____ Given records
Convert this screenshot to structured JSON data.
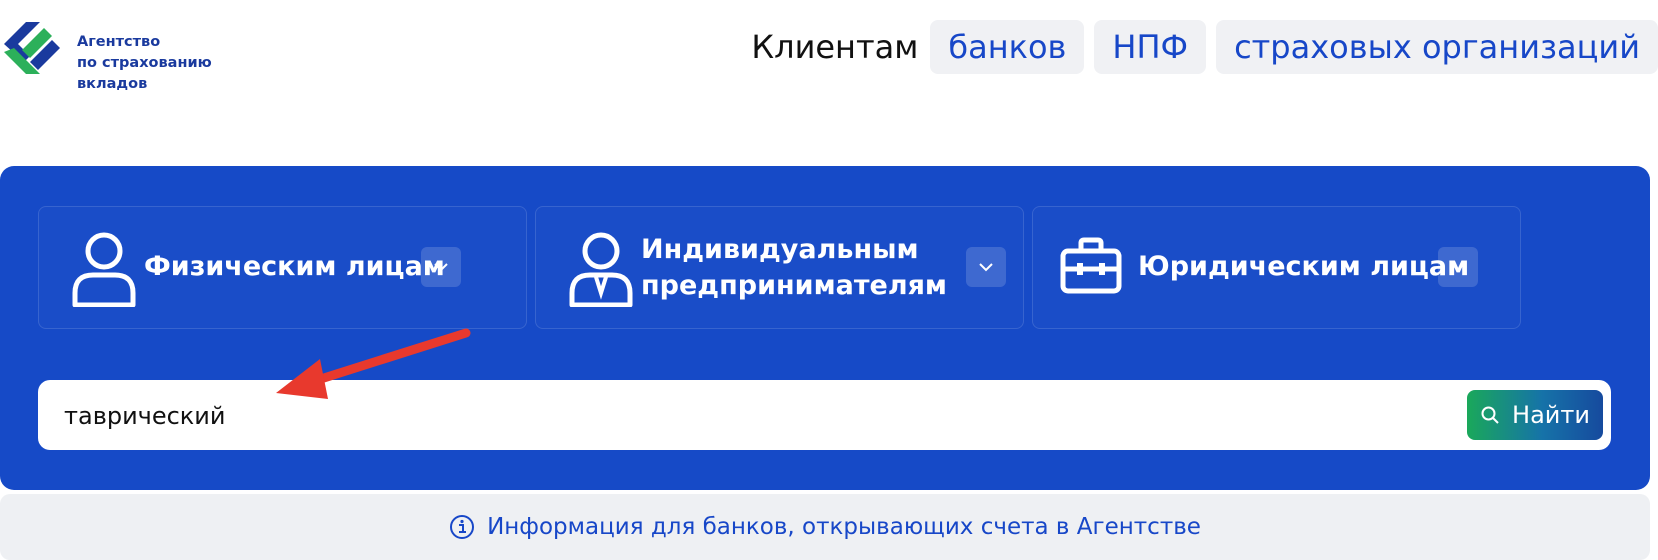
{
  "logo": {
    "line1": "Агентство",
    "line2": "по страхованию",
    "line3": "вкладов"
  },
  "nav": {
    "label": "Клиентам",
    "items": [
      {
        "label": "банков"
      },
      {
        "label": "НПФ"
      },
      {
        "label": "страховых организаций"
      }
    ]
  },
  "categories": [
    {
      "label": "Физическим лицам",
      "icon": "person-icon"
    },
    {
      "label_line1": "Индивидуальным",
      "label_line2": "предпринимателям",
      "icon": "entrepreneur-icon"
    },
    {
      "label": "Юридическим лицам",
      "icon": "briefcase-icon"
    }
  ],
  "search": {
    "value": "таврический",
    "button_label": "Найти"
  },
  "info_bar": {
    "text": "Информация для банков, открывающих счета в Агентстве"
  },
  "colors": {
    "brand_blue": "#164ac7",
    "link_blue": "#1747c8",
    "logo_green": "#2cb05a",
    "annotation_red": "#e8392d"
  }
}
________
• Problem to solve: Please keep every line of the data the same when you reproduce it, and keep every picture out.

• Result for this task:
Convert this screenshot to structured JSON data.
{
  "logo": {
    "line1": "Агентство",
    "line2": "по страхованию",
    "line3": "вкладов"
  },
  "nav": {
    "label": "Клиентам",
    "items": [
      {
        "label": "банков"
      },
      {
        "label": "НПФ"
      },
      {
        "label": "страховых организаций"
      }
    ]
  },
  "categories": [
    {
      "label": "Физическим лицам",
      "icon": "person-icon"
    },
    {
      "label_line1": "Индивидуальным",
      "label_line2": "предпринимателям",
      "icon": "entrepreneur-icon"
    },
    {
      "label": "Юридическим лицам",
      "icon": "briefcase-icon"
    }
  ],
  "search": {
    "value": "таврический",
    "button_label": "Найти"
  },
  "info_bar": {
    "text": "Информация для банков, открывающих счета в Агентстве"
  },
  "colors": {
    "brand_blue": "#164ac7",
    "link_blue": "#1747c8",
    "logo_green": "#2cb05a",
    "annotation_red": "#e8392d"
  }
}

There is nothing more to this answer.